▸ SOURCE DATA
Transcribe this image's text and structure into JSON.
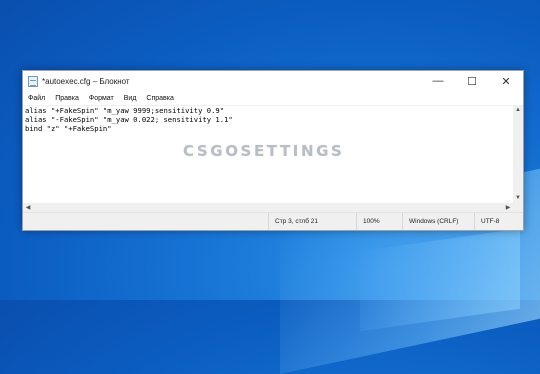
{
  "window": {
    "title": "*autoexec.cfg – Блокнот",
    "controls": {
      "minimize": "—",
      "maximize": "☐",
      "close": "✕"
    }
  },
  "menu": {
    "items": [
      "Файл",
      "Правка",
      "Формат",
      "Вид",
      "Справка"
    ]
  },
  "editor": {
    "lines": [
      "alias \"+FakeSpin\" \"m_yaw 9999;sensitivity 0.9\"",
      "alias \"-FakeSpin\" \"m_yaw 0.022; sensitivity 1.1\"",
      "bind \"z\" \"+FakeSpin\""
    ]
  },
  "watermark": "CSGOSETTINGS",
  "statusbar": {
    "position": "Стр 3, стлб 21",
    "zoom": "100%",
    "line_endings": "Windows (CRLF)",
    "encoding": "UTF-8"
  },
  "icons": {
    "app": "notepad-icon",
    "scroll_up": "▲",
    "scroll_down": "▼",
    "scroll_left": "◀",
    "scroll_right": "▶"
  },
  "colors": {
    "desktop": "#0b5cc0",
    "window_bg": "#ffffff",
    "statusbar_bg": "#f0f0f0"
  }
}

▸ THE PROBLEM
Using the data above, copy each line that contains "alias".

▸ RESPONSE FOR THIS EXERCISE
      "alias \"+FakeSpin\" \"m_yaw 9999;sensitivity 0.9\"",
      "alias \"-FakeSpin\" \"m_yaw 0.022; sensitivity 1.1\"",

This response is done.